Unpacking Pluralism

“Remember that words have usage, not meaning.” This off-the-cuff remark from Dr. Frank Stagg in a seminary classroom more than thirty years ago has repeatedly helped to clarify my thinking. I might modify the statement, saying that “words have usage, not inherent meaning” or “the meaning of a word is shaped by usage and context.” But the point is, nonetheless, well-taken. Words have usage, not meaning.

KAICIID Launches Peace Mapping Program

As world leaders prepared to adopt the “2030 Agenda for Sustainable Development” at the United Nations on September 25-27, the Vienna-based International Dialogue Centre, known as KAICIID, launched the “Peace Map” in New York City: At the heart of its first phase, the Peace Map offers an interactive database of over 400 organizations that work to promote interreligious dialogue around the world.

The Struggle for Interfaith Funding, and Interfaith Career Opportunities

An Interview with Diana Eck – Part 3

The Interfaith Movement Growing Exponentially

An Interview with Diana Eck – Part 2

From Bozeman, Montana, to the World

An Interview with Diana Eck – Part 1

Asian Religions in the United States

How Religious Diversity Became a Reality in America

Learning to Build Interfaith Community

Early last June, while most students were packing their books and looking forward to a summer respite from papers and tests, twenty-three women and men, affiliated with Boston Theological Institute’s network of seminaries, participated in an intensive two-week seminar focused on developing interfaith leadership and community-building skills.

New “Interfaith Infrastructure” Website Documents U.S. Interfaith Movement

Cambridge, MA – Harvard University’s Pluralism Project last month launched America’s Interfaith Infrastructure: An Emerging Landscape, a website documenting and resourcing the interfaith movement in the United States.
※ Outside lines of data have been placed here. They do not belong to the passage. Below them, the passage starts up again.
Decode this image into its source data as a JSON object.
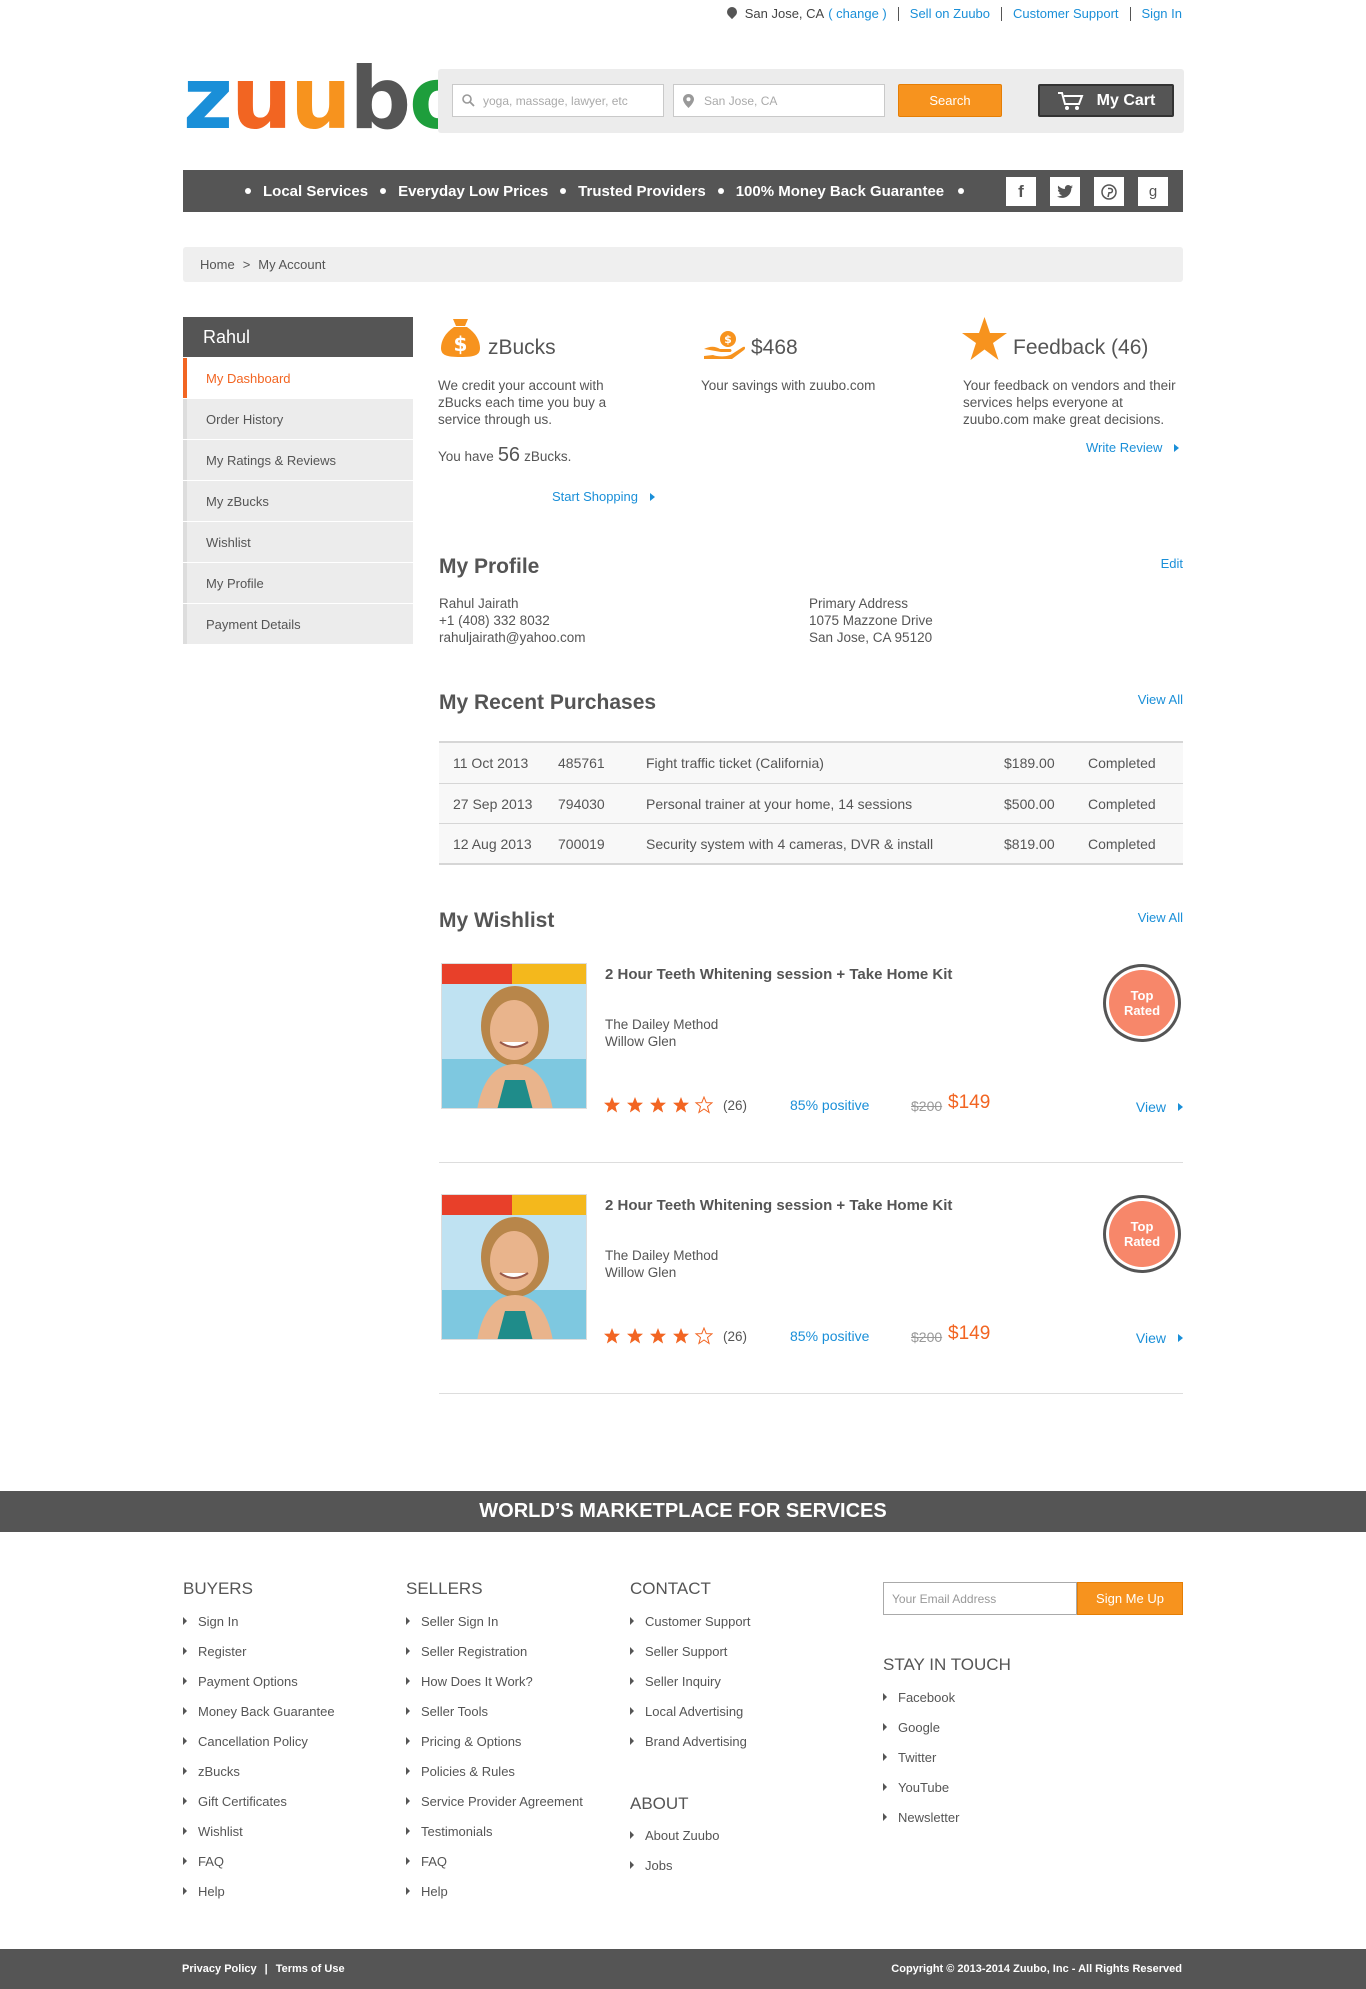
{
  "topbar": {
    "location": "San Jose, CA",
    "change": "( change )",
    "sell": "Sell on Zuubo",
    "support": "Customer Support",
    "signin": "Sign In"
  },
  "logo": {
    "letters": [
      "z",
      "u",
      "u",
      "b",
      "o"
    ],
    "colors": [
      "#1a8fd8",
      "#f26522",
      "#f7931e",
      "#555555",
      "#1e9e3c"
    ]
  },
  "search": {
    "query_placeholder": "yoga, massage, lawyer, etc",
    "location_placeholder": "San Jose, CA",
    "button": "Search",
    "cart": "My Cart"
  },
  "nav": {
    "items": [
      "Local Services",
      "Everyday Low Prices",
      "Trusted Providers",
      "100% Money Back Guarantee"
    ],
    "social": [
      "facebook-icon",
      "twitter-icon",
      "pinterest-icon",
      "google-icon"
    ]
  },
  "breadcrumb": {
    "home": "Home",
    "sep": ">",
    "current": "My Account"
  },
  "sidebar": {
    "user": "Rahul",
    "items": [
      "My Dashboard",
      "Order History",
      "My Ratings & Reviews",
      "My zBucks",
      "Wishlist",
      "My Profile",
      "Payment Details"
    ],
    "active_index": 0
  },
  "stats": {
    "zbucks": {
      "title": "zBucks",
      "desc": "We credit your account with zBucks each time you buy a service through us.",
      "have_prefix": "You have",
      "count": "56",
      "have_suffix": "zBucks.",
      "link": "Start Shopping"
    },
    "savings": {
      "title": "$468",
      "desc": "Your savings with zuubo.com"
    },
    "feedback": {
      "title": "Feedback (46)",
      "desc": "Your feedback on vendors and their services helps everyone at zuubo.com make great decisions.",
      "link": "Write Review"
    }
  },
  "profile": {
    "title": "My Profile",
    "edit": "Edit",
    "name": "Rahul Jairath",
    "phone": "+1 (408) 332 8032",
    "email": "rahuljairath@yahoo.com",
    "address_label": "Primary Address",
    "address_line1": "1075 Mazzone Drive",
    "address_line2": "San Jose, CA 95120"
  },
  "purchases": {
    "title": "My Recent Purchases",
    "view_all": "View All",
    "rows": [
      {
        "date": "11 Oct 2013",
        "id": "485761",
        "desc": "Fight traffic ticket (California)",
        "amount": "$189.00",
        "status": "Completed"
      },
      {
        "date": "27 Sep 2013",
        "id": "794030",
        "desc": "Personal trainer at your home, 14 sessions",
        "amount": "$500.00",
        "status": "Completed"
      },
      {
        "date": "12 Aug 2013",
        "id": "700019",
        "desc": "Security system with 4 cameras, DVR & install",
        "amount": "$819.00",
        "status": "Completed"
      }
    ]
  },
  "wishlist": {
    "title": "My Wishlist",
    "view_all": "View All",
    "items": [
      {
        "title": "2 Hour Teeth Whitening  session + Take Home Kit",
        "vendor": "The Dailey Method",
        "area": "Willow Glen",
        "rating": 4,
        "reviews": "(26)",
        "positive": "85% positive",
        "old_price": "$200",
        "price": "$149",
        "view": "View",
        "badge": [
          "Top",
          "Rated"
        ]
      },
      {
        "title": "2 Hour Teeth Whitening  session + Take Home Kit",
        "vendor": "The Dailey Method",
        "area": "Willow Glen",
        "rating": 4,
        "reviews": "(26)",
        "positive": "85% positive",
        "old_price": "$200",
        "price": "$149",
        "view": "View",
        "badge": [
          "Top",
          "Rated"
        ]
      }
    ]
  },
  "footer": {
    "tagline": "WORLD’S MARKETPLACE FOR SERVICES",
    "buyers": {
      "title": "BUYERS",
      "items": [
        "Sign In",
        "Register",
        "Payment Options",
        "Money Back Guarantee",
        "Cancellation Policy",
        "zBucks",
        "Gift Certificates",
        "Wishlist",
        "FAQ",
        "Help"
      ]
    },
    "sellers": {
      "title": "SELLERS",
      "items": [
        "Seller Sign In",
        "Seller Registration",
        "How Does It Work?",
        "Seller Tools",
        "Pricing & Options",
        "Policies & Rules",
        "Service Provider Agreement",
        "Testimonials",
        "FAQ",
        "Help"
      ]
    },
    "contact": {
      "title": "CONTACT",
      "items": [
        "Customer Support",
        "Seller Support",
        "Seller Inquiry",
        "Local Advertising",
        "Brand Advertising"
      ]
    },
    "about": {
      "title": "ABOUT",
      "items": [
        "About Zuubo",
        "Jobs"
      ]
    },
    "newsletter": {
      "placeholder": "Your Email Address",
      "button": "Sign Me Up"
    },
    "stay": {
      "title": "STAY IN TOUCH",
      "items": [
        "Facebook",
        "Google",
        "Twitter",
        "YouTube",
        "Newsletter"
      ]
    },
    "privacy": "Privacy Policy",
    "sep": "|",
    "terms": "Terms of Use",
    "copyright": "Copyright © 2013-2014 Zuubo, Inc - All Rights Reserved"
  }
}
Dr. Diana Eck, a professor at Harvard University and director of the Pluralism Project explains, “While interfaith organizations play a vital role in cities and towns across America, their critical contributions to our multireligious society are often overlooked.”
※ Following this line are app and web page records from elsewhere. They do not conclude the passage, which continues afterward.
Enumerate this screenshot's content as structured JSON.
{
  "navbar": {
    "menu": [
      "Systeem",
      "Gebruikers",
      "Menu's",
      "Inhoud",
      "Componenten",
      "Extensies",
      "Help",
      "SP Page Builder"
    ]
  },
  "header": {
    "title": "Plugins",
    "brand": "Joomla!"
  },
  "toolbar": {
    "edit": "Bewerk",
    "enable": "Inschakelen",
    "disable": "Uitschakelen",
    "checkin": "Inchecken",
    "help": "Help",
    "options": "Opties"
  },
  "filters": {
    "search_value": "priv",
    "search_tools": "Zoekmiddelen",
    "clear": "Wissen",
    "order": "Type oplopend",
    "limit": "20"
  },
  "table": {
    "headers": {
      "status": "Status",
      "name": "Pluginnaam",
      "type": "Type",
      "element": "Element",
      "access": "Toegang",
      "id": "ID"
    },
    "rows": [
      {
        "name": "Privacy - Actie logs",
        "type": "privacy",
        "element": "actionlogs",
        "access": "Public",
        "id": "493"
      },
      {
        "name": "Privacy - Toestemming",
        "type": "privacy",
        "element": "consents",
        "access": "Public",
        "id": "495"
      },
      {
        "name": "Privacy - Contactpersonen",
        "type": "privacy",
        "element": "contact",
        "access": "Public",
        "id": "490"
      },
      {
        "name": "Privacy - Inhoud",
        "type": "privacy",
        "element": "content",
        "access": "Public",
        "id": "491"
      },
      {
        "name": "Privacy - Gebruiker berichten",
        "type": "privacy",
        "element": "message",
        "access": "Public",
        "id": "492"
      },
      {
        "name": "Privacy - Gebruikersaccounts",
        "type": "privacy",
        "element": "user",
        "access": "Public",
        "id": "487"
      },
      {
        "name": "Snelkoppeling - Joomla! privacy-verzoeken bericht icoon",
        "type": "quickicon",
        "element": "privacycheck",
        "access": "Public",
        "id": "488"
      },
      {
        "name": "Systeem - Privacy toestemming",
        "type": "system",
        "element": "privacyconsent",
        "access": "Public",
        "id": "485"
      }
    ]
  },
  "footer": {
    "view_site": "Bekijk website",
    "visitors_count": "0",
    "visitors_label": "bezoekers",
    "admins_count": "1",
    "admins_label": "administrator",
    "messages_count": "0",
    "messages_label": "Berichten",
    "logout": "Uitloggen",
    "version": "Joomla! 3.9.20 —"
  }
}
Launching On Common Ground 2.0

Dr. Diana Eck and the Pluralism Project are updating their award-winning resource to explore the religious diversity of the United States.  The first edition of On Common Ground: World Religions in America was released as a CD-ROM in 1996, providing teachers, students, and scholars with an innovative interactive resource in three parts: “America’s Many Religions,” “A New Religious Landscape,” and “Encountering Religious Diversity.”
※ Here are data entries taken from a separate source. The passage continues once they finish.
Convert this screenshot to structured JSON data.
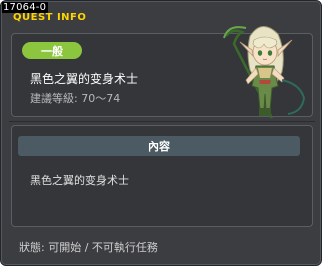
{
  "window": {
    "corner_tag": "17064-0",
    "title": "QUEST INFO"
  },
  "quest": {
    "badge": "一般",
    "name": "黑色之翼的变身术士",
    "level_label": "建議等級: 70～74"
  },
  "content": {
    "header": "內容",
    "text": "黑色之翼的变身术士"
  },
  "status": {
    "text": "狀態: 可開始 / 不可執行任務"
  },
  "colors": {
    "title": "#ffd400",
    "badge": "#8cc63e",
    "content_header": "#4b5a63"
  },
  "icons": {
    "npc": "elf-mage-npc-portrait"
  }
}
Three Ways To Find Excellent Interfaith Resources

The proliferation of ‘interfaith resources’ is an embarrassment of riches. Googling the matter draws more than 5 million items in under half a second. And most at the top of the list are sectarian products – that is, interfaith resources created by this, that, or the other faith tradition – even when it is not obvious. So how do you find the best resources available?